The theory of the Imperilled Presidency was created by former President of the United States Gerald Ford in contrast to Schlesinger's theory of the Imperial Presidency. The theory suggests that rather than being too powerful, the President does not have enough power to be effective.
[A] principal weakness in the presidency is the inability of the White House to maintain control over the large federal bureaucracy. There is nothing more frustrating for a President than to issue an order to a Cabinet officer, and then find that, when the order gets out in the field, it is totally mutilated.

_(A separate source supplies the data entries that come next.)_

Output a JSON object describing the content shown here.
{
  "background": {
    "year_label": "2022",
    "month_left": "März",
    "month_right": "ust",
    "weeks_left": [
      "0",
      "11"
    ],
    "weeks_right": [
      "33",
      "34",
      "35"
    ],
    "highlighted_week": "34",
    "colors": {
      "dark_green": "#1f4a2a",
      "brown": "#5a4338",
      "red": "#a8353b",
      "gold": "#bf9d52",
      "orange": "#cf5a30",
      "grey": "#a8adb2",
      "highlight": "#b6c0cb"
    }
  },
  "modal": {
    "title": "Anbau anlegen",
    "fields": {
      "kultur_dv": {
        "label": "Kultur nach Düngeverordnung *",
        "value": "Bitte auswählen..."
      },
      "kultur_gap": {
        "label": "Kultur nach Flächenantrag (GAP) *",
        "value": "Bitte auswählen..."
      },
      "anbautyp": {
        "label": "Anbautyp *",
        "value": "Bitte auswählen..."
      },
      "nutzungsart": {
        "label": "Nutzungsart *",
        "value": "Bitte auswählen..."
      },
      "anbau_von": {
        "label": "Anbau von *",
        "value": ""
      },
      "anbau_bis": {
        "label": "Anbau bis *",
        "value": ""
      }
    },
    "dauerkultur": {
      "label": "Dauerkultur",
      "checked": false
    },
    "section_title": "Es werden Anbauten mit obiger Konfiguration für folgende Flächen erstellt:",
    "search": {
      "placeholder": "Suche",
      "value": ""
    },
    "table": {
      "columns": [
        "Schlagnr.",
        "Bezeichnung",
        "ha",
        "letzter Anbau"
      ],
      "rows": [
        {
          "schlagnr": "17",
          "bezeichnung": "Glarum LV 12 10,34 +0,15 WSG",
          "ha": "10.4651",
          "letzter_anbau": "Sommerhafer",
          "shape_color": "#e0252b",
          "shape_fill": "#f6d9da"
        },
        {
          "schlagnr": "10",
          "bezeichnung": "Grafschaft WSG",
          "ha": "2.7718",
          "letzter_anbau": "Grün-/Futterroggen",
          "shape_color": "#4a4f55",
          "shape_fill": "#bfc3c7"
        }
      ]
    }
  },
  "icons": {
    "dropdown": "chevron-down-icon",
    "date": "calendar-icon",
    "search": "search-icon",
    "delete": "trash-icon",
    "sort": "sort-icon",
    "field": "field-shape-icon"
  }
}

Since the passing of the War Powers Act in 1973, Presidents have had less control over where they can fight a war. Although technically the President is Commander in Chief of the Armed forces, this act seriously limited his control over foreign policy, where the President always had the most power.